GIVEN RECORDS:
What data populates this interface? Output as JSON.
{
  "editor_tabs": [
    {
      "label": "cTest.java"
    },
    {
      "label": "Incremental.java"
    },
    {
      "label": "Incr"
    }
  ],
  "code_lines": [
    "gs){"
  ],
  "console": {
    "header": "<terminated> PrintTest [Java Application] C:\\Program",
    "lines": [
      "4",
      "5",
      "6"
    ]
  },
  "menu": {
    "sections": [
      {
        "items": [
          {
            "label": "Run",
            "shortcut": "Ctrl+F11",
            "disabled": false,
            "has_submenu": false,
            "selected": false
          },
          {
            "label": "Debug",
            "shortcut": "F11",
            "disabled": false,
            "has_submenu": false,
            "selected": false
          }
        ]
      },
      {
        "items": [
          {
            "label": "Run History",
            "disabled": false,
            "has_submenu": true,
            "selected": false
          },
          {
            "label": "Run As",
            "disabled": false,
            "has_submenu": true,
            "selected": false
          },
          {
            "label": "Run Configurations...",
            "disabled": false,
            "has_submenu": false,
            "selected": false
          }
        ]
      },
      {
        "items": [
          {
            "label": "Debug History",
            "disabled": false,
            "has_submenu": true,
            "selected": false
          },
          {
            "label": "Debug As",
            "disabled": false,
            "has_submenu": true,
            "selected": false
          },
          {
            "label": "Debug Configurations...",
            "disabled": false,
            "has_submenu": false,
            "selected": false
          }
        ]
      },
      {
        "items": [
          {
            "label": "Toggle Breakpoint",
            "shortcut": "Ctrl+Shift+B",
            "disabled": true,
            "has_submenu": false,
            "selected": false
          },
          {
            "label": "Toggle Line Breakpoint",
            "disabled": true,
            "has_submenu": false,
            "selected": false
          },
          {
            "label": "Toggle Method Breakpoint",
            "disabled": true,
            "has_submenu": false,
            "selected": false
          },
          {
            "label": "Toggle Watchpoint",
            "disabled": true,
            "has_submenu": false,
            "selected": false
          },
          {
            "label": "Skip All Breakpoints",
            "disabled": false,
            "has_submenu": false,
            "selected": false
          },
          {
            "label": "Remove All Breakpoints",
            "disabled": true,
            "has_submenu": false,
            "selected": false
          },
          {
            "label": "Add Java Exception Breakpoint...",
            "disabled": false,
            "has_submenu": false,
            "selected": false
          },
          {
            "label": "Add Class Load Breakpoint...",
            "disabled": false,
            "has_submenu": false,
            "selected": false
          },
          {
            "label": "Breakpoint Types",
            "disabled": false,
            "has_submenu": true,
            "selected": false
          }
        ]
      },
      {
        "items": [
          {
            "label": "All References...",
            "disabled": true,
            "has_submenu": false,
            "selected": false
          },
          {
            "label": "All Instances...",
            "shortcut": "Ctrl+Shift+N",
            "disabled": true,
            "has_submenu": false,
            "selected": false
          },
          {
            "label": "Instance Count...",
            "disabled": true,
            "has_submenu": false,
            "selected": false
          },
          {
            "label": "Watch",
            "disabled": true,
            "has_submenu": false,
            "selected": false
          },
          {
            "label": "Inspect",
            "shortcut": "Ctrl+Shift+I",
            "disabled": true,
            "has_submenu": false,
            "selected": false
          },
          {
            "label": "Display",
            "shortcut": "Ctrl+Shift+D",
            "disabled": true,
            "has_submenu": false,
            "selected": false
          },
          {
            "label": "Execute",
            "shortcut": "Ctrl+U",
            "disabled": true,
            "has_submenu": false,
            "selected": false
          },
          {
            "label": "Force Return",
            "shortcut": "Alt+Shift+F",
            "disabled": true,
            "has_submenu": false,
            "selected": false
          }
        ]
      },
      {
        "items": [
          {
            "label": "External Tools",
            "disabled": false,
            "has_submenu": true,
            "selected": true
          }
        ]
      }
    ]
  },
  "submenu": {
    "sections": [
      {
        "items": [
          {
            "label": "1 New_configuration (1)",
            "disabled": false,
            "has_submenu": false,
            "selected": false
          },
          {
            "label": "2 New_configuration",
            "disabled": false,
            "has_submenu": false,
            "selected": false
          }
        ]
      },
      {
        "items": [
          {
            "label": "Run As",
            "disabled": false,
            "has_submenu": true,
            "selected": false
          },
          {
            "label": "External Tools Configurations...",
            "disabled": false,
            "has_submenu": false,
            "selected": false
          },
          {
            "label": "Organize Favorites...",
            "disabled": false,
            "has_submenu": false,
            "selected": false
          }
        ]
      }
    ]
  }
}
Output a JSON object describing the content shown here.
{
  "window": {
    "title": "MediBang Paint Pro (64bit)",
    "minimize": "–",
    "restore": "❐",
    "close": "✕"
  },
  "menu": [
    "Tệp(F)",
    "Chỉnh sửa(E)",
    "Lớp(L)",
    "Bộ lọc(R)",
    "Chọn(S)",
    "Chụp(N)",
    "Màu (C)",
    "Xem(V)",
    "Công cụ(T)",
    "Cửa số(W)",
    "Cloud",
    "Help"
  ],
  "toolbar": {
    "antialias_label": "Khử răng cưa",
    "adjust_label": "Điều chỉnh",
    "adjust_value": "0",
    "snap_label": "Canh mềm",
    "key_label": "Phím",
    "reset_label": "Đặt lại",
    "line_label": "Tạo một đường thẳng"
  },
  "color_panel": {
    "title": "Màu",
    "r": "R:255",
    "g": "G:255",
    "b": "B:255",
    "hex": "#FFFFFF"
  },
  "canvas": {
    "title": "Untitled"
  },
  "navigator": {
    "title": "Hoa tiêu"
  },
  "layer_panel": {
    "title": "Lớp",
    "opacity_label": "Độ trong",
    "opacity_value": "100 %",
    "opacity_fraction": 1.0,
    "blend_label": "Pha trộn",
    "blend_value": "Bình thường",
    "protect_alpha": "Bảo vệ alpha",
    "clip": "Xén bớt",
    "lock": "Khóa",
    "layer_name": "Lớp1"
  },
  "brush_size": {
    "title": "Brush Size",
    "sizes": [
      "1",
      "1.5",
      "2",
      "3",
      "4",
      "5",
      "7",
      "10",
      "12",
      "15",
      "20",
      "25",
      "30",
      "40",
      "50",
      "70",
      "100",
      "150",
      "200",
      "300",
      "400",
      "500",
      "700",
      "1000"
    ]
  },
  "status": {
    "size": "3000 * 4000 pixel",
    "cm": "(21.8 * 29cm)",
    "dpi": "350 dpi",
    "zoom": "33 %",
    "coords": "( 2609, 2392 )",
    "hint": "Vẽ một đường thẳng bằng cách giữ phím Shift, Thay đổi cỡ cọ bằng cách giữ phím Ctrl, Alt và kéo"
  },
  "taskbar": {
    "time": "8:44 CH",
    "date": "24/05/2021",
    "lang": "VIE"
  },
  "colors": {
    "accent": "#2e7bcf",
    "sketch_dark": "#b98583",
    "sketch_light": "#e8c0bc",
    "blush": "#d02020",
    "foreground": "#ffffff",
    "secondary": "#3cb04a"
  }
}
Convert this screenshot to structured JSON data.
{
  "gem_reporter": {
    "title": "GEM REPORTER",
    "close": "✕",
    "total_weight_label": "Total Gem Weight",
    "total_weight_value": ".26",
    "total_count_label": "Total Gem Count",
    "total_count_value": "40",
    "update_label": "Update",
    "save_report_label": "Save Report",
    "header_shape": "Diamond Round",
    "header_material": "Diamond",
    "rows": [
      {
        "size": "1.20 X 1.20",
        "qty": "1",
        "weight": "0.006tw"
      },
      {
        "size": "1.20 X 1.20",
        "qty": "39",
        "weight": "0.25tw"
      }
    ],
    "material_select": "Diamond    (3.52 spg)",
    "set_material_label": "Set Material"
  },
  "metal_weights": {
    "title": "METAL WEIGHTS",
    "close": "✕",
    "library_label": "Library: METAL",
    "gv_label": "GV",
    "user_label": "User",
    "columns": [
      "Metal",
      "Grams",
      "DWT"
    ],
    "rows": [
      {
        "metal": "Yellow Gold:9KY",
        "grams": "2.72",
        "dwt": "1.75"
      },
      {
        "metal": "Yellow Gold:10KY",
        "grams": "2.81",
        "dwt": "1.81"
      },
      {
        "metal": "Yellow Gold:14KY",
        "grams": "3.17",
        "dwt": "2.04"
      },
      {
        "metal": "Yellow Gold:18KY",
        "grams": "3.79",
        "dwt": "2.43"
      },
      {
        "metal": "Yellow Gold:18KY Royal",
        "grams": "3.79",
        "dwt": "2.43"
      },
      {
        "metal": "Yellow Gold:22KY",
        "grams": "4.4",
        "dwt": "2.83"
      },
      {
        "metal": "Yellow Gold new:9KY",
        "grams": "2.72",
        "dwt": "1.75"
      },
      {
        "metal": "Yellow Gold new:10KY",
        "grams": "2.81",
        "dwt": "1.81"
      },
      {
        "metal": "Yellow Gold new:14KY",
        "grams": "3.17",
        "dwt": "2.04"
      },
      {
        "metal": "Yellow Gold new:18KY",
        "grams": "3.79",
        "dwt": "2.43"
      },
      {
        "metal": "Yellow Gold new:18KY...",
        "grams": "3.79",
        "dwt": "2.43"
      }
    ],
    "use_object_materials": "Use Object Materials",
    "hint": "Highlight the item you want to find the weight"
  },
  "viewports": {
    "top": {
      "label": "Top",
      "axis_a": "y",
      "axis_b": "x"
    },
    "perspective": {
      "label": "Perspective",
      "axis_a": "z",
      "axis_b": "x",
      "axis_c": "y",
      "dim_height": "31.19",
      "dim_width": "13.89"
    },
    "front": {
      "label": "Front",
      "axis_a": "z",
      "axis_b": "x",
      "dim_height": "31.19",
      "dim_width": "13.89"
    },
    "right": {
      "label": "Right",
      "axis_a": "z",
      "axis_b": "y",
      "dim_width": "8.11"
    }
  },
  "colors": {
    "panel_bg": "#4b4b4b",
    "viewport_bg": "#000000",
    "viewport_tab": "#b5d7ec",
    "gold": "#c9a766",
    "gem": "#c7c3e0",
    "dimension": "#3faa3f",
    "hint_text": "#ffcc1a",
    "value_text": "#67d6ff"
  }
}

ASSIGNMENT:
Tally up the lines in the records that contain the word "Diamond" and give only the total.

SOLUTION BELOW:
3